Task instructions
Nothing in the data may be omitted; output it all verbatim.

Source information
'''
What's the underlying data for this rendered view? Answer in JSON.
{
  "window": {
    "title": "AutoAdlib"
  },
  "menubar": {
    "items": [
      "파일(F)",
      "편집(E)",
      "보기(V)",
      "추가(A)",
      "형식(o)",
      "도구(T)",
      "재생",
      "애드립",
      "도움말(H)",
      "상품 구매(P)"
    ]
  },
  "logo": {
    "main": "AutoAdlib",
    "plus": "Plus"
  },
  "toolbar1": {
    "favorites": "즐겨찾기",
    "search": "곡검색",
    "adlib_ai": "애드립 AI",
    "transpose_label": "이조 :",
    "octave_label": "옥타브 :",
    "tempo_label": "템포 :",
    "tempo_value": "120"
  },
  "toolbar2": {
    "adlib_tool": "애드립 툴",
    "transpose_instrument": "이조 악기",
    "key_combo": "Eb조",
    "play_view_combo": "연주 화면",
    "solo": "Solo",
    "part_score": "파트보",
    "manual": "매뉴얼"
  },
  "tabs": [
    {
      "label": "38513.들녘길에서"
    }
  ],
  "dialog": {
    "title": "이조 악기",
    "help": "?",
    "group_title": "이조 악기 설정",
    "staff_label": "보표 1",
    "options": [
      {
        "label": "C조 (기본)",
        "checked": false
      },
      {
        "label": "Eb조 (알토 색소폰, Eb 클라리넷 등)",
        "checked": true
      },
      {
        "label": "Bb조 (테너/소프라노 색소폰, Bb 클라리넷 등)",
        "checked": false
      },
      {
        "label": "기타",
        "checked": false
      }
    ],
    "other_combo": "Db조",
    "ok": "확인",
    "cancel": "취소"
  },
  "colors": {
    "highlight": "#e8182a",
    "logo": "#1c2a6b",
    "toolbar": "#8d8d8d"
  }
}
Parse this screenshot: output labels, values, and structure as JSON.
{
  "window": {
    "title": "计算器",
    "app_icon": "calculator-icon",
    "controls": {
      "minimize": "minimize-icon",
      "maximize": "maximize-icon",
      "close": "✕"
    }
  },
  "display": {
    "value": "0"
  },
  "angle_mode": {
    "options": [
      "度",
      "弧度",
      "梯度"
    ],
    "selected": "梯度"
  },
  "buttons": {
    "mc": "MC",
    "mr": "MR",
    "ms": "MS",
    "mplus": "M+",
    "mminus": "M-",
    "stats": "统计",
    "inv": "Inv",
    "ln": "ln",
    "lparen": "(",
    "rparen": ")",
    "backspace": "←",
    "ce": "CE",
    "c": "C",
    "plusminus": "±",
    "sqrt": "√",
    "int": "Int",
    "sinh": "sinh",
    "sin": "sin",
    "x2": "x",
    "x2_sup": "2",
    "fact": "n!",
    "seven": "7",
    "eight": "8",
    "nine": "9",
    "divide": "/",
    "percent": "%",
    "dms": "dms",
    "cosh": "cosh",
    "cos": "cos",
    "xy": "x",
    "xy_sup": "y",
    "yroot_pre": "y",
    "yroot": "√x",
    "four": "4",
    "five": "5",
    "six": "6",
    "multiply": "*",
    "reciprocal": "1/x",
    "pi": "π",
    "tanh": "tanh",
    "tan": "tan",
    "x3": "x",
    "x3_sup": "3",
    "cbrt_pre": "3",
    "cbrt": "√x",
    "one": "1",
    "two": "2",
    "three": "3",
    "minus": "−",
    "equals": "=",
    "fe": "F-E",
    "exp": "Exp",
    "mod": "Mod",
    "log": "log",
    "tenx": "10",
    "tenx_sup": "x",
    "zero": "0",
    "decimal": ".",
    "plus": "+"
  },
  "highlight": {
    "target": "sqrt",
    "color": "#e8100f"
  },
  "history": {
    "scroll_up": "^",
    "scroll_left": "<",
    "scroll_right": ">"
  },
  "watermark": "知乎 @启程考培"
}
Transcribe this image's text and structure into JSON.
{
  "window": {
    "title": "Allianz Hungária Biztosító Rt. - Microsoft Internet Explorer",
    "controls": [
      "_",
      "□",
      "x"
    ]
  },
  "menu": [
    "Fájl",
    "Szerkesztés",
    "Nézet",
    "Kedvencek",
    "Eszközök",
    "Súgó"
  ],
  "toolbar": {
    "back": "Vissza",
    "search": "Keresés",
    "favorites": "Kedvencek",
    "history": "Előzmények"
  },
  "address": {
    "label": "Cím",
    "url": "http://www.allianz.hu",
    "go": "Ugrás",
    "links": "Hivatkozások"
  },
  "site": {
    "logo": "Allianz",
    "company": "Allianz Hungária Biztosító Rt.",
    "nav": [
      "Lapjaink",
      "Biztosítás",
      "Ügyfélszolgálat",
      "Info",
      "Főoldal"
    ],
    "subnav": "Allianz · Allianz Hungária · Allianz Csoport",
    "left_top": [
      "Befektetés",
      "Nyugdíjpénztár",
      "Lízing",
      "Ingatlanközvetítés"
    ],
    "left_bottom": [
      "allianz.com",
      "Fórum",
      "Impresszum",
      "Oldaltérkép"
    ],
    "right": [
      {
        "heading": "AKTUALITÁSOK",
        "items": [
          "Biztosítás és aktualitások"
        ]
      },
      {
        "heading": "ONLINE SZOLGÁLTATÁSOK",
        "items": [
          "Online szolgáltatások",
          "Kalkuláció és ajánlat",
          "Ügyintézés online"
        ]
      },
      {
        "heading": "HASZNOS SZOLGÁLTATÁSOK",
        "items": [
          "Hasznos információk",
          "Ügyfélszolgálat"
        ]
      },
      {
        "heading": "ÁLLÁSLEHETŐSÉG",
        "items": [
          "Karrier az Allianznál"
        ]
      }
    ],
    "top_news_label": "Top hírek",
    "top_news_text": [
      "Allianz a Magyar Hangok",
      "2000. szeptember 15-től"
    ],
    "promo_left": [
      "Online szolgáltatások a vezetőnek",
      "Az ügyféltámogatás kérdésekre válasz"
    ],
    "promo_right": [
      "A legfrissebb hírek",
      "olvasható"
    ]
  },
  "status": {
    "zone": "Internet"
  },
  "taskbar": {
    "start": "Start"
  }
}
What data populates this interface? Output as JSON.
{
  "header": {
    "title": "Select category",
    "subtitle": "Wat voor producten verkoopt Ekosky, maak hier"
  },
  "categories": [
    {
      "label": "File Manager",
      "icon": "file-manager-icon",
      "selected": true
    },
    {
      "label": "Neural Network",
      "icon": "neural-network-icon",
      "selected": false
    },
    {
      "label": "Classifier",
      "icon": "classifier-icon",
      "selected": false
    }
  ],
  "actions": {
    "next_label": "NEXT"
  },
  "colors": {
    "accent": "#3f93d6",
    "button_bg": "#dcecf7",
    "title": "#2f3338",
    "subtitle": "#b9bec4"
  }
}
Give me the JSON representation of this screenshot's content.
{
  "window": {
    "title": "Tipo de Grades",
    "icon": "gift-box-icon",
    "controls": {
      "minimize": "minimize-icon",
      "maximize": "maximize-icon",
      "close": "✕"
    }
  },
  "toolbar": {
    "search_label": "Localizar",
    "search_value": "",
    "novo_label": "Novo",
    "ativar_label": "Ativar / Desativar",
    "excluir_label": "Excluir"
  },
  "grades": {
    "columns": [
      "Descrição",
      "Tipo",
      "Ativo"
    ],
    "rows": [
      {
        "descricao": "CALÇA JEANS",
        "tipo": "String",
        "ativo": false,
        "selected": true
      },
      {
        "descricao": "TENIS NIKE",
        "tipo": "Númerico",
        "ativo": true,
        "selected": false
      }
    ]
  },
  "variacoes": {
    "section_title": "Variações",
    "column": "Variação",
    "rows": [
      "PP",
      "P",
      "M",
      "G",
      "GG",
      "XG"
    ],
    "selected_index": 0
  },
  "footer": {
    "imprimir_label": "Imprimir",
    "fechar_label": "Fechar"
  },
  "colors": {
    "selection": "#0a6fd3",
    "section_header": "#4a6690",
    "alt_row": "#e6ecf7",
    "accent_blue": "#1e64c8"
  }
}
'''
Answer to the exercise
What's the underlying data for this rendered view? Answer in JSON.
{
  "window": {
    "title": "AutoAdlib"
  },
  "menubar": {
    "items": [
      "파일(F)",
      "편집(E)",
      "보기(V)",
      "추가(A)",
      "형식(o)",
      "도구(T)",
      "재생",
      "애드립",
      "도움말(H)",
      "상품 구매(P)"
    ]
  },
  "logo": {
    "main": "AutoAdlib",
    "plus": "Plus"
  },
  "toolbar1": {
    "favorites": "즐겨찾기",
    "search": "곡검색",
    "adlib_ai": "애드립 AI",
    "transpose_label": "이조 :",
    "octave_label": "옥타브 :",
    "tempo_label": "템포 :",
    "tempo_value": "120"
  },
  "toolbar2": {
    "adlib_tool": "애드립 툴",
    "transpose_instrument": "이조 악기",
    "key_combo": "Eb조",
    "play_view_combo": "연주 화면",
    "solo": "Solo",
    "part_score": "파트보",
    "manual": "매뉴얼"
  },
  "tabs": [
    {
      "label": "38513.들녘길에서"
    }
  ],
  "dialog": {
    "title": "이조 악기",
    "help": "?",
    "group_title": "이조 악기 설정",
    "staff_label": "보표 1",
    "options": [
      {
        "label": "C조 (기본)",
        "checked": false
      },
      {
        "label": "Eb조 (알토 색소폰, Eb 클라리넷 등)",
        "checked": true
      },
      {
        "label": "Bb조 (테너/소프라노 색소폰, Bb 클라리넷 등)",
        "checked": false
      },
      {
        "label": "기타",
        "checked": false
      }
    ],
    "other_combo": "Db조",
    "ok": "확인",
    "cancel": "취소"
  },
  "colors": {
    "highlight": "#e8182a",
    "logo": "#1c2a6b",
    "toolbar": "#8d8d8d"
  }
}
Parse this screenshot: output labels, values, and structure as JSON.
{
  "window": {
    "title": "计算器",
    "app_icon": "calculator-icon",
    "controls": {
      "minimize": "minimize-icon",
      "maximize": "maximize-icon",
      "close": "✕"
    }
  },
  "display": {
    "value": "0"
  },
  "angle_mode": {
    "options": [
      "度",
      "弧度",
      "梯度"
    ],
    "selected": "梯度"
  },
  "buttons": {
    "mc": "MC",
    "mr": "MR",
    "ms": "MS",
    "mplus": "M+",
    "mminus": "M-",
    "stats": "统计",
    "inv": "Inv",
    "ln": "ln",
    "lparen": "(",
    "rparen": ")",
    "backspace": "←",
    "ce": "CE",
    "c": "C",
    "plusminus": "±",
    "sqrt": "√",
    "int": "Int",
    "sinh": "sinh",
    "sin": "sin",
    "x2": "x",
    "x2_sup": "2",
    "fact": "n!",
    "seven": "7",
    "eight": "8",
    "nine": "9",
    "divide": "/",
    "percent": "%",
    "dms": "dms",
    "cosh": "cosh",
    "cos": "cos",
    "xy": "x",
    "xy_sup": "y",
    "yroot_pre": "y",
    "yroot": "√x",
    "four": "4",
    "five": "5",
    "six": "6",
    "multiply": "*",
    "reciprocal": "1/x",
    "pi": "π",
    "tanh": "tanh",
    "tan": "tan",
    "x3": "x",
    "x3_sup": "3",
    "cbrt_pre": "3",
    "cbrt": "√x",
    "one": "1",
    "two": "2",
    "three": "3",
    "minus": "−",
    "equals": "=",
    "fe": "F-E",
    "exp": "Exp",
    "mod": "Mod",
    "log": "log",
    "tenx": "10",
    "tenx_sup": "x",
    "zero": "0",
    "decimal": ".",
    "plus": "+"
  },
  "highlight": {
    "target": "sqrt",
    "color": "#e8100f"
  },
  "history": {
    "scroll_up": "^",
    "scroll_left": "<",
    "scroll_right": ">"
  },
  "watermark": "知乎 @启程考培"
}
Transcribe this image's text and structure into JSON.
{
  "window": {
    "title": "Allianz Hungária Biztosító Rt. - Microsoft Internet Explorer",
    "controls": [
      "_",
      "□",
      "x"
    ]
  },
  "menu": [
    "Fájl",
    "Szerkesztés",
    "Nézet",
    "Kedvencek",
    "Eszközök",
    "Súgó"
  ],
  "toolbar": {
    "back": "Vissza",
    "search": "Keresés",
    "favorites": "Kedvencek",
    "history": "Előzmények"
  },
  "address": {
    "label": "Cím",
    "url": "http://www.allianz.hu",
    "go": "Ugrás",
    "links": "Hivatkozások"
  },
  "site": {
    "logo": "Allianz",
    "company": "Allianz Hungária Biztosító Rt.",
    "nav": [
      "Lapjaink",
      "Biztosítás",
      "Ügyfélszolgálat",
      "Info",
      "Főoldal"
    ],
    "subnav": "Allianz · Allianz Hungária · Allianz Csoport",
    "left_top": [
      "Befektetés",
      "Nyugdíjpénztár",
      "Lízing",
      "Ingatlanközvetítés"
    ],
    "left_bottom": [
      "allianz.com",
      "Fórum",
      "Impresszum",
      "Oldaltérkép"
    ],
    "right": [
      {
        "heading": "AKTUALITÁSOK",
        "items": [
          "Biztosítás és aktualitások"
        ]
      },
      {
        "heading": "ONLINE SZOLGÁLTATÁSOK",
        "items": [
          "Online szolgáltatások",
          "Kalkuláció és ajánlat",
          "Ügyintézés online"
        ]
      },
      {
        "heading": "HASZNOS SZOLGÁLTATÁSOK",
        "items": [
          "Hasznos információk",
          "Ügyfélszolgálat"
        ]
      },
      {
        "heading": "ÁLLÁSLEHETŐSÉG",
        "items": [
          "Karrier az Allianznál"
        ]
      }
    ],
    "top_news_label": "Top hírek",
    "top_news_text": [
      "Allianz a Magyar Hangok",
      "2000. szeptember 15-től"
    ],
    "promo_left": [
      "Online szolgáltatások a vezetőnek",
      "Az ügyféltámogatás kérdésekre válasz"
    ],
    "promo_right": [
      "A legfrissebb hírek",
      "olvasható"
    ]
  },
  "status": {
    "zone": "Internet"
  },
  "taskbar": {
    "start": "Start"
  }
}
What data populates this interface? Output as JSON.
{
  "header": {
    "title": "Select category",
    "subtitle": "Wat voor producten verkoopt Ekosky, maak hier"
  },
  "categories": [
    {
      "label": "File Manager",
      "icon": "file-manager-icon",
      "selected": true
    },
    {
      "label": "Neural Network",
      "icon": "neural-network-icon",
      "selected": false
    },
    {
      "label": "Classifier",
      "icon": "classifier-icon",
      "selected": false
    }
  ],
  "actions": {
    "next_label": "NEXT"
  },
  "colors": {
    "accent": "#3f93d6",
    "button_bg": "#dcecf7",
    "title": "#2f3338",
    "subtitle": "#b9bec4"
  }
}
Give me the JSON representation of this screenshot's content.
{
  "window": {
    "title": "Tipo de Grades",
    "icon": "gift-box-icon",
    "controls": {
      "minimize": "minimize-icon",
      "maximize": "maximize-icon",
      "close": "✕"
    }
  },
  "toolbar": {
    "search_label": "Localizar",
    "search_value": "",
    "novo_label": "Novo",
    "ativar_label": "Ativar / Desativar",
    "excluir_label": "Excluir"
  },
  "grades": {
    "columns": [
      "Descrição",
      "Tipo",
      "Ativo"
    ],
    "rows": [
      {
        "descricao": "CALÇA JEANS",
        "tipo": "String",
        "ativo": false,
        "selected": true
      },
      {
        "descricao": "TENIS NIKE",
        "tipo": "Númerico",
        "ativo": true,
        "selected": false
      }
    ]
  },
  "variacoes": {
    "section_title": "Variações",
    "column": "Variação",
    "rows": [
      "PP",
      "P",
      "M",
      "G",
      "GG",
      "XG"
    ],
    "selected_index": 0
  },
  "footer": {
    "imprimir_label": "Imprimir",
    "fechar_label": "Fechar"
  },
  "colors": {
    "selection": "#0a6fd3",
    "section_header": "#4a6690",
    "alt_row": "#e6ecf7",
    "accent_blue": "#1e64c8"
  }
}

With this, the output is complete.